So when someone is, say, found guilty of deliberately harming their child, I have no problem judging them a bad parent.
Just like a person who crashes their car repeatedly could be fairly described as a bad driver.
Several times this year I’ve clashed with friends and strangers about judgement. I’ll walk you through a few of these skirmishes and you can judge me afterwards.
The first involved an observation I made on The Today show about a woman who received a suspended sentence after being found guilty of giving her 5 year old son five shots of Grappa and getting him so drunk, his blood alcohol reading was .09 and he had to be hospitalised.
She was already on a suspended sentence for leaving three of her children under 10 unattended and based on those and other facts, I expressed concern that this woman was still responsible for several children (including a baby) because she clearly didn’t know how to parent.
To say I pulled my punches on that one is an understatement.
Afterwards, via email, one viewer still condemned me for being judgemental. Well, sure. I’m totally going to judge and even condemn any adult who abuses a child. I try not to judge them as a person (and usually fail) but I certainly judge their parenting.
About a year later, I wrote about a case where a man received a suspended sentence for shaking or throwing his 12-week-old baby so hard, the child is now partially blind and badly brain-damaged. The judge thought it would be more helpful if the man helped care for his severely disabled son rather than going to jail. On my website, I expressed shock that such a person would even be allowed around vulnerable children. Cue finger shaking. “There but for the grace of God go I,” chastised some. “Don’t be so judgemental,” said many others including a good friend. “He might be a terrific father for all you know.” Really? But how?
Are there reasons for such crimes? Excuses? Back stories? Frankly, who cares. My concern in these cases was not for the adults because they’re…. adults. They can be responsible for themselves and make their own choices. Babies and children unfortunately don’t have that same choice. They’re at the mercy of their primary carers. And I believe not all primary carers are up to the job. Biology isn’t enough to make you an adequate parent let alone a good one.
“But you don’t know all the facts” insist the don’t-judge police.

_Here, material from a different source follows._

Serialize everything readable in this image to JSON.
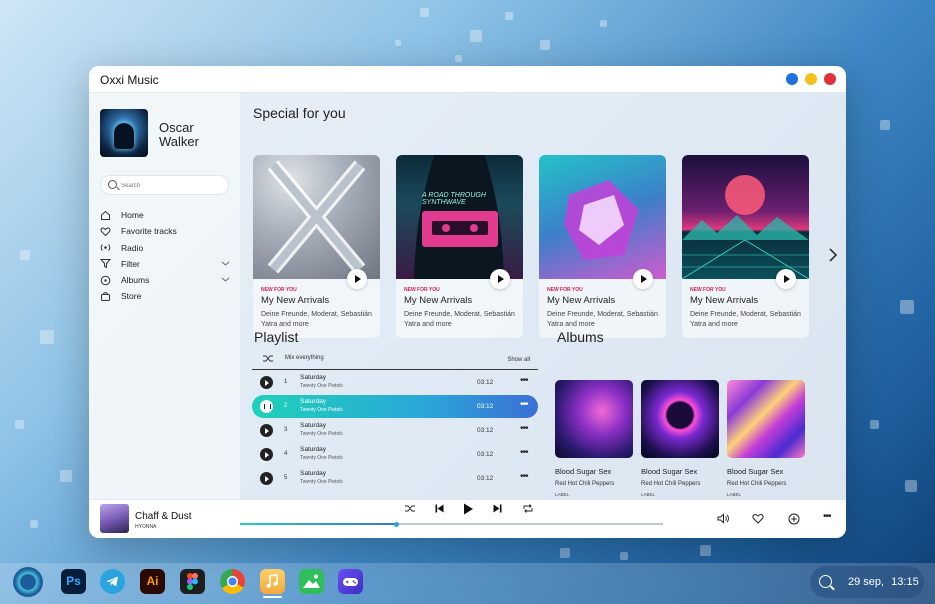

Well, in these two cases, I knew enough to make judgements, which, incidentally, are of absolutely no consequence. I’m not an actual judge or a DOCS worker. My opinion is merely that. So I’m perplexed when someone tries to shut it down by taking some odd moral high ground.
Anyway, not all of the “judgement” accusations levelled at me are about things as serious as child abuse. When US woman Michelle Duggar gave birth to her 19th child several months early after complications, I wryly suggested she may want to buy some condoms on the way home from hospital. Oh Mia, stop judging.
This made me consider the difference between being non-judgemental and suspending rational thought.
Thoughts, opinions, assumptions, judgements; there’s a stack of overlap between these things and they’re a fundamental part of navigating life.
I’m confused about this Pollyanna state in which some people would have us live. A world without judgement. A Kumbaya land of rainbows and unicorns where every choice was equal, every behaviour tolerated and everyone given an understanding pat on the back for doing their best. Even if their best put a child in hospital. But wait, don’t judge.